Jubilant Labour council leader David Ellesmere said his party workers had struggled to believe how well the campaign had been going: "We thought it was going our way but after some pretty disappointing years recently we didn't really believe it could be this good.

"At the start of the campaign we were knocking on doors of people who said they always voted Tory but they wouldn't be voting as long as Mr Johnson was leader. But they couldn't bring themselves to vote Labour.

"By the end of the campaign people were coming straight across. It is the parties, the cost of living crisis, everything really."

Mr Fisher said that his party's initial analysis suggested that the Labour vote had not increased significantly - but that turnout had gone down compared with last year and it seemed that many Tories had just not voted.

Labour has strengthened its already firm grip on the council and has 32 councillors.

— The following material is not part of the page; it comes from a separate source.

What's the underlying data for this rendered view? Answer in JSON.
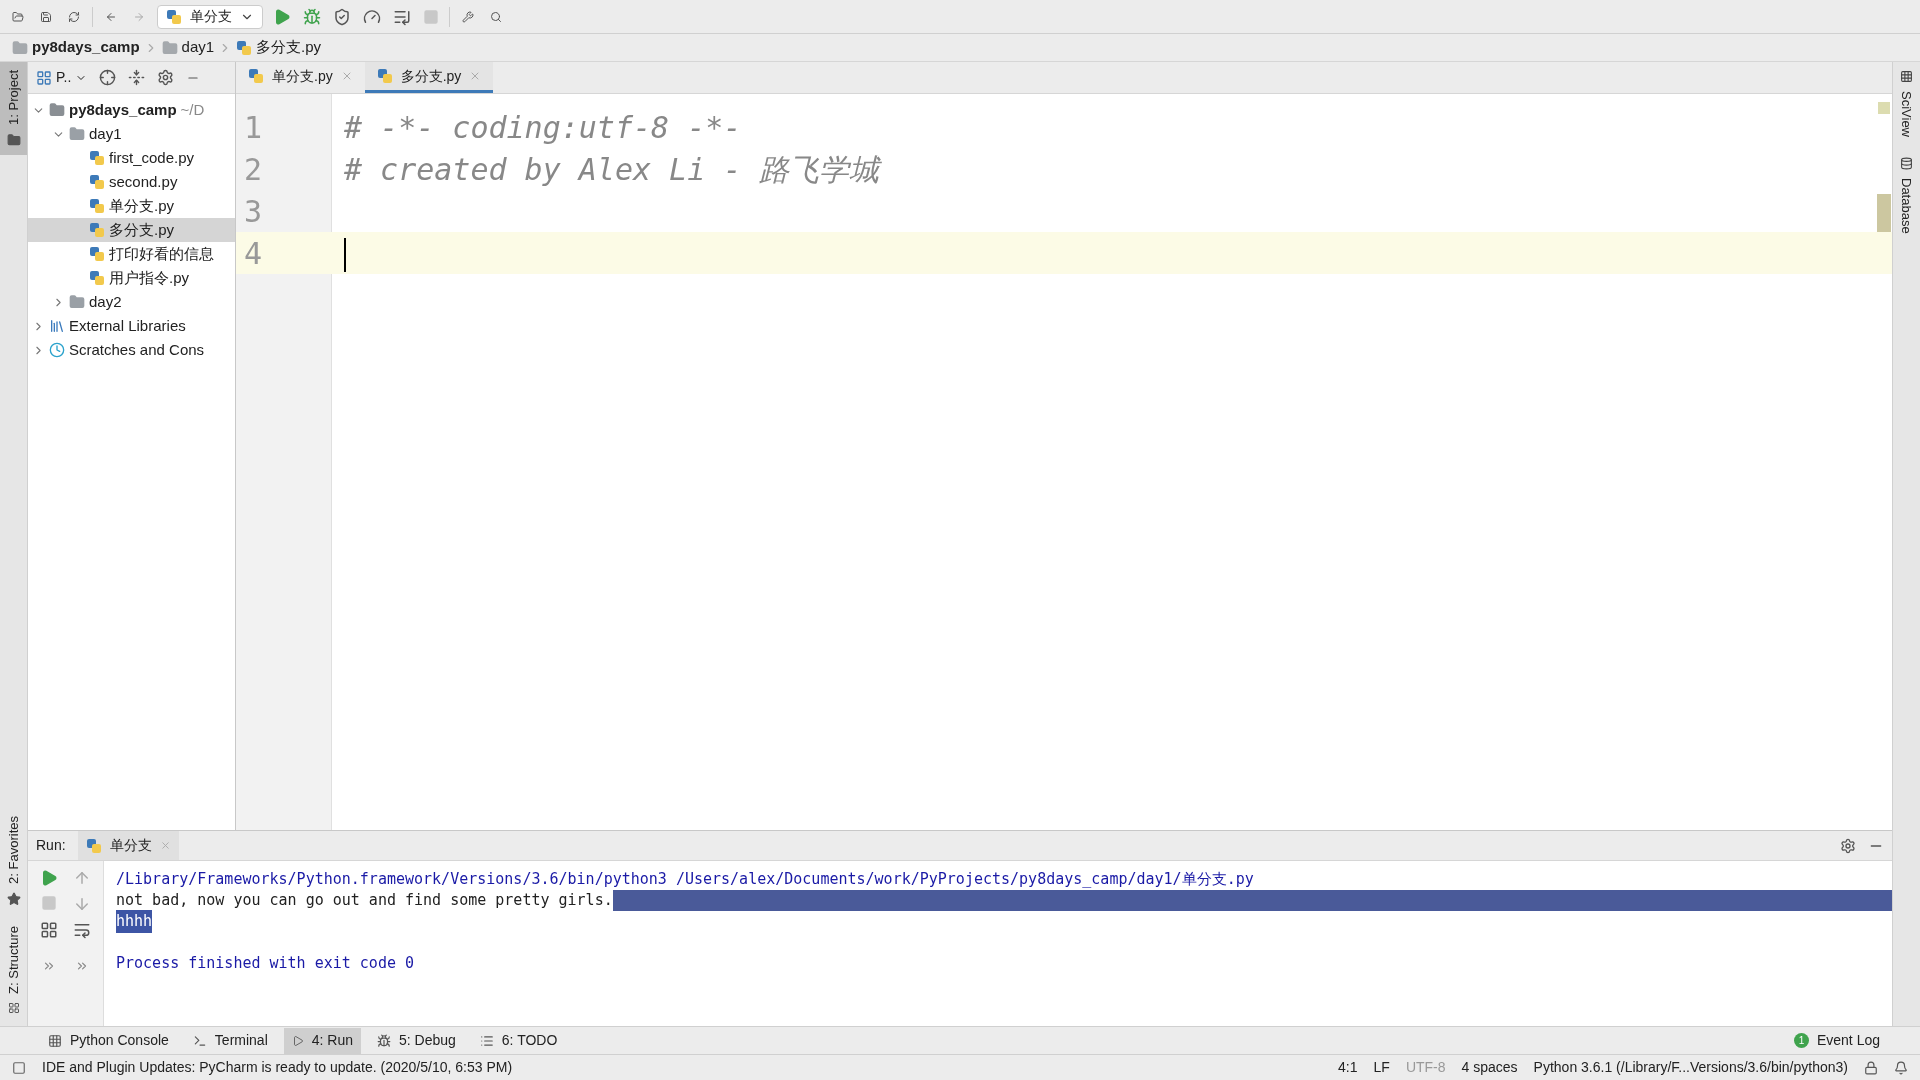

There are now 12 Conservatives, three Liberal Democrats and one independent on the authrority.